Excerpts from an interface dataset:
----

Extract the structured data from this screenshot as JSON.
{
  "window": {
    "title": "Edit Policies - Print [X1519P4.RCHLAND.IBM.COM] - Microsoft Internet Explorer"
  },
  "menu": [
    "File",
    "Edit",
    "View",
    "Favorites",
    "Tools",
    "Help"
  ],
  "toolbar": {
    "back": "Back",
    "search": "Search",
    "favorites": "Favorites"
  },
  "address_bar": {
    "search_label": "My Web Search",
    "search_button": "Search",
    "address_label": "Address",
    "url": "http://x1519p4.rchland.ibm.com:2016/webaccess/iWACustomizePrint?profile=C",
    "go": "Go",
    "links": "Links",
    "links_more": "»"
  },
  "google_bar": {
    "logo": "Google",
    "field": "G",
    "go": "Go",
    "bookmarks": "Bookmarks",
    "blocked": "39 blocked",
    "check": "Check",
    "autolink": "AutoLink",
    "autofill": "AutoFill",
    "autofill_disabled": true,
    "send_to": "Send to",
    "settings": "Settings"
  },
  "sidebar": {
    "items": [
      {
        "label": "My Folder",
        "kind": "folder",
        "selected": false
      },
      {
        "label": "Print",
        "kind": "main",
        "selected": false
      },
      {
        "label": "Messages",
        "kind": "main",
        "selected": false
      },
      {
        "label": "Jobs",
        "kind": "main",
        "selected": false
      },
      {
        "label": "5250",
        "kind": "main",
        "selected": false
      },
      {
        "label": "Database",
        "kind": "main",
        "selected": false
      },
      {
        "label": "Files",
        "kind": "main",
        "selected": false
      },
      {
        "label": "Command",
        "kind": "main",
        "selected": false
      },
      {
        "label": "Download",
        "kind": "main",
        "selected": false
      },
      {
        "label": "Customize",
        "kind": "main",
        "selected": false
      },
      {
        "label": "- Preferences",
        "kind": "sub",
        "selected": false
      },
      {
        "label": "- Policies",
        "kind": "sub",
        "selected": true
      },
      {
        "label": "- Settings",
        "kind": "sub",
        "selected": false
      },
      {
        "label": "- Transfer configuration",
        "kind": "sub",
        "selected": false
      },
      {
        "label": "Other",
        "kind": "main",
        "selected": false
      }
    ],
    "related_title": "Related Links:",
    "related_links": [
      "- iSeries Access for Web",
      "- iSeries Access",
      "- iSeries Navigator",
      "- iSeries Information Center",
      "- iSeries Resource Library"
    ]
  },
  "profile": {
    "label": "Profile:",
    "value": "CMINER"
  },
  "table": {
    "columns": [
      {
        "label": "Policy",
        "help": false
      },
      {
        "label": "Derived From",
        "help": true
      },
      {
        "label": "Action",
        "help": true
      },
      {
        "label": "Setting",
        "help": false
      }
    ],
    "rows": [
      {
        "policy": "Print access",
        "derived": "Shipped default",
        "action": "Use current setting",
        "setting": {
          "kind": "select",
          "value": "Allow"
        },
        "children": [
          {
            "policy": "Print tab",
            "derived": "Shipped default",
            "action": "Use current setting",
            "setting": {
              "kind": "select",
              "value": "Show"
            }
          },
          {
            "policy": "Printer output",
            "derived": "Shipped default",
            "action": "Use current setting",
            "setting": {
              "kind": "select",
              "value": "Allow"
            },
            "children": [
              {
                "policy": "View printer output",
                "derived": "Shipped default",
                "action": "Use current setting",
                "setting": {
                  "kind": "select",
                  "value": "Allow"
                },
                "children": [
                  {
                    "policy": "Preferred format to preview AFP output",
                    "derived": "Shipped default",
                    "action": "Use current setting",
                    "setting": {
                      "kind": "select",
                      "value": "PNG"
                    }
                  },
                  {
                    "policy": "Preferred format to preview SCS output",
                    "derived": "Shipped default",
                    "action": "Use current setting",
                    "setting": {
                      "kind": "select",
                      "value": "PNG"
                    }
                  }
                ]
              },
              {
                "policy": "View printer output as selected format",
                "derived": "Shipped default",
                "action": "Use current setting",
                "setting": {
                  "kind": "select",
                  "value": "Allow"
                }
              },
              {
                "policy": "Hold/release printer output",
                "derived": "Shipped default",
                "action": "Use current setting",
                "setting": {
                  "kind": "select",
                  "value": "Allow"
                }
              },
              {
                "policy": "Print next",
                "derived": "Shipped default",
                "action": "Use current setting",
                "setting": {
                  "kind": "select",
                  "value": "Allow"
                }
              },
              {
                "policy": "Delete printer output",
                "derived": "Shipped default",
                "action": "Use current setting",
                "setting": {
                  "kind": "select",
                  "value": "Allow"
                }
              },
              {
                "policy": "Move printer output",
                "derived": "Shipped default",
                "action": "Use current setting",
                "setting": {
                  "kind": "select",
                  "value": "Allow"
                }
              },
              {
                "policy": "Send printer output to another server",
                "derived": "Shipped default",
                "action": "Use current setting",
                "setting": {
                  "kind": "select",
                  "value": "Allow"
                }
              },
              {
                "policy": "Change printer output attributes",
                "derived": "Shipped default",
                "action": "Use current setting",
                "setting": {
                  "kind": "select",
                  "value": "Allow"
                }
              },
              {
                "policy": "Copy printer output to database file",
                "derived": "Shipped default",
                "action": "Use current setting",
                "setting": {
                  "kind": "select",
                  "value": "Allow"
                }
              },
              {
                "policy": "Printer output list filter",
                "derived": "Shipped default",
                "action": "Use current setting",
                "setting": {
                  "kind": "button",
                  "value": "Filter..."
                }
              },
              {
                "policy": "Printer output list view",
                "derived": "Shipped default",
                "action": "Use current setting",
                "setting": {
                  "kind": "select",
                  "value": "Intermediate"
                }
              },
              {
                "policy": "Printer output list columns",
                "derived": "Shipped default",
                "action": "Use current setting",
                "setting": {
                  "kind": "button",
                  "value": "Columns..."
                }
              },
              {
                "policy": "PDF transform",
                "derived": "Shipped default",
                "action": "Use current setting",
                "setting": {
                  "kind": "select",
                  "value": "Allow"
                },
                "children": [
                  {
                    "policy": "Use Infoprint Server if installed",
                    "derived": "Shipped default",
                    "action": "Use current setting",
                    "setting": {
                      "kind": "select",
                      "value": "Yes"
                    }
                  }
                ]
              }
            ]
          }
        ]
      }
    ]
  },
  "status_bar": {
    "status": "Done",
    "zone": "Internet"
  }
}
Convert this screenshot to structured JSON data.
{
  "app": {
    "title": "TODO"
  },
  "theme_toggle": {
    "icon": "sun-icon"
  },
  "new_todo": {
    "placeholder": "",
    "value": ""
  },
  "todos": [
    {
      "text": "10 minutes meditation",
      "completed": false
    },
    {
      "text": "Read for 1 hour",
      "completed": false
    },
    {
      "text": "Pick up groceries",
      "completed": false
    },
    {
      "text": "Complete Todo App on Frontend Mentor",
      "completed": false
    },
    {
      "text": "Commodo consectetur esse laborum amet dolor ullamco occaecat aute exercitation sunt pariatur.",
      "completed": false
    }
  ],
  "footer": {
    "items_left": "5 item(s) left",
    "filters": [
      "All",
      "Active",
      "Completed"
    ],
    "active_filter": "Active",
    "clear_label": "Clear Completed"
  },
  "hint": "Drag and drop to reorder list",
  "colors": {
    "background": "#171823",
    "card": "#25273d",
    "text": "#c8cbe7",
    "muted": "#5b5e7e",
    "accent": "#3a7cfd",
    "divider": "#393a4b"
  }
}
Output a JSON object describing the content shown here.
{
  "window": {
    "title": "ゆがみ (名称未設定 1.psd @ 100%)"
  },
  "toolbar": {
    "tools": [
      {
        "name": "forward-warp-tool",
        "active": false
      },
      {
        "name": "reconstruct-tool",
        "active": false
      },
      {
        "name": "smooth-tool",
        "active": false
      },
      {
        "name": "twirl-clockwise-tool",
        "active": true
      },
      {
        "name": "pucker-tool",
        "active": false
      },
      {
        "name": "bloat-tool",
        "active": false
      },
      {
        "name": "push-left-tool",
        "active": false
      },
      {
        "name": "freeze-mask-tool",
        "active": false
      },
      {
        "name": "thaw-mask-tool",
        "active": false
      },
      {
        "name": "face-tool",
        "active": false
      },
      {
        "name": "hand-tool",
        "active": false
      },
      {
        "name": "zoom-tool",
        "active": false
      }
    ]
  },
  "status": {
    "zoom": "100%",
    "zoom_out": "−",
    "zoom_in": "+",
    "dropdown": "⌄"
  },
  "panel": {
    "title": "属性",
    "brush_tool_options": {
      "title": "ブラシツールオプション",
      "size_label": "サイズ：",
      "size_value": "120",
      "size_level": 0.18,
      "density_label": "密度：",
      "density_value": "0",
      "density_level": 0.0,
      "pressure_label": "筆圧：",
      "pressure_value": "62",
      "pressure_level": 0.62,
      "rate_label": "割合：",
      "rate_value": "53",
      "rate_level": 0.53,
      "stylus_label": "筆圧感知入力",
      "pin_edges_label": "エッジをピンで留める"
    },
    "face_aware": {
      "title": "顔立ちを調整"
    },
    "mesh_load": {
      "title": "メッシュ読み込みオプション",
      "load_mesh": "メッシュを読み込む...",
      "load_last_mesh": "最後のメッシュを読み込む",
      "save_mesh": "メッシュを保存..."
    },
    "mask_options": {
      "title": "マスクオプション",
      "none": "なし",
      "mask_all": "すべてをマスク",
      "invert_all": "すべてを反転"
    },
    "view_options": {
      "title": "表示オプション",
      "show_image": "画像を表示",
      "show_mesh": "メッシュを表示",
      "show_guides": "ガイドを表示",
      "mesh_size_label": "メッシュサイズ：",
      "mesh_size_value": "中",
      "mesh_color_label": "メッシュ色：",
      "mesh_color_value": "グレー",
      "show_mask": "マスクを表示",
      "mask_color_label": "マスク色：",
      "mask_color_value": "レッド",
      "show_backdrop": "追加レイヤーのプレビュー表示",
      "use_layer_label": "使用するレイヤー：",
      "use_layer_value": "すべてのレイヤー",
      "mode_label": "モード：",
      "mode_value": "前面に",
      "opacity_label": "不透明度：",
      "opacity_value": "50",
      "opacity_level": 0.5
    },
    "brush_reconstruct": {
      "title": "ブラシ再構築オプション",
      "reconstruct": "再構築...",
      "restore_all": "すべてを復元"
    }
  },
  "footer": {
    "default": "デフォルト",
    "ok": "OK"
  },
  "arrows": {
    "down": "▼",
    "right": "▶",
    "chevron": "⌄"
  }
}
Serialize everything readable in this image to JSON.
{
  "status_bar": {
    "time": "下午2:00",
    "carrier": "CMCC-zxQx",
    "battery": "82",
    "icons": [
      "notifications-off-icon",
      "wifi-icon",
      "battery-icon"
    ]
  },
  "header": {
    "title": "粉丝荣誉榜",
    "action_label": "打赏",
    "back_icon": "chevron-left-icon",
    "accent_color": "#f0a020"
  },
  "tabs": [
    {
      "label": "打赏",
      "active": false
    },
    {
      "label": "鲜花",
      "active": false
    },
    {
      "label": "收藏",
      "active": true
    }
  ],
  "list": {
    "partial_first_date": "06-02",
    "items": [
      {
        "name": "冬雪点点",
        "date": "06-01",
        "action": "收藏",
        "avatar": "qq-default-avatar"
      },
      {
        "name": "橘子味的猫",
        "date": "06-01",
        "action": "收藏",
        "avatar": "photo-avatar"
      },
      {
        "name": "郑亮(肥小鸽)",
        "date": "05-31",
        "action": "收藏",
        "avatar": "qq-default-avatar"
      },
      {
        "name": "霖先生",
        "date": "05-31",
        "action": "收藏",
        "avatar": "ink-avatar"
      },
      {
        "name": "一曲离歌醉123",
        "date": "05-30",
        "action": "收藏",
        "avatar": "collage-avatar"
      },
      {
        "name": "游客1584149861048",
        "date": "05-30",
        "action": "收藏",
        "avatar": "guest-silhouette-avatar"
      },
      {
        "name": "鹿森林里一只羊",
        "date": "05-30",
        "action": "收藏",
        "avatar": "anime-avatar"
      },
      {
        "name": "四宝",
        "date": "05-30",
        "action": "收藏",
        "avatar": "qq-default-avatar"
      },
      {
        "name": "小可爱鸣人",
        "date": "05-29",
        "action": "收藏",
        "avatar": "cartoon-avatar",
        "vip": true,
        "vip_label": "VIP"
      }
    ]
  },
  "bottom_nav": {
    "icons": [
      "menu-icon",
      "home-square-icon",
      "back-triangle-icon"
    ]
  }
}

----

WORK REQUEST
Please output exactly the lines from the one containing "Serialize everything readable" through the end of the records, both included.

ANSWER BOX
Serialize everything readable in this image to JSON.
{
  "status_bar": {
    "time": "下午2:00",
    "carrier": "CMCC-zxQx",
    "battery": "82",
    "icons": [
      "notifications-off-icon",
      "wifi-icon",
      "battery-icon"
    ]
  },
  "header": {
    "title": "粉丝荣誉榜",
    "action_label": "打赏",
    "back_icon": "chevron-left-icon",
    "accent_color": "#f0a020"
  },
  "tabs": [
    {
      "label": "打赏",
      "active": false
    },
    {
      "label": "鲜花",
      "active": false
    },
    {
      "label": "收藏",
      "active": true
    }
  ],
  "list": {
    "partial_first_date": "06-02",
    "items": [
      {
        "name": "冬雪点点",
        "date": "06-01",
        "action": "收藏",
        "avatar": "qq-default-avatar"
      },
      {
        "name": "橘子味的猫",
        "date": "06-01",
        "action": "收藏",
        "avatar": "photo-avatar"
      },
      {
        "name": "郑亮(肥小鸽)",
        "date": "05-31",
        "action": "收藏",
        "avatar": "qq-default-avatar"
      },
      {
        "name": "霖先生",
        "date": "05-31",
        "action": "收藏",
        "avatar": "ink-avatar"
      },
      {
        "name": "一曲离歌醉123",
        "date": "05-30",
        "action": "收藏",
        "avatar": "collage-avatar"
      },
      {
        "name": "游客1584149861048",
        "date": "05-30",
        "action": "收藏",
        "avatar": "guest-silhouette-avatar"
      },
      {
        "name": "鹿森林里一只羊",
        "date": "05-30",
        "action": "收藏",
        "avatar": "anime-avatar"
      },
      {
        "name": "四宝",
        "date": "05-30",
        "action": "收藏",
        "avatar": "qq-default-avatar"
      },
      {
        "name": "小可爱鸣人",
        "date": "05-29",
        "action": "收藏",
        "avatar": "cartoon-avatar",
        "vip": true,
        "vip_label": "VIP"
      }
    ]
  },
  "bottom_nav": {
    "icons": [
      "menu-icon",
      "home-square-icon",
      "back-triangle-icon"
    ]
  }
}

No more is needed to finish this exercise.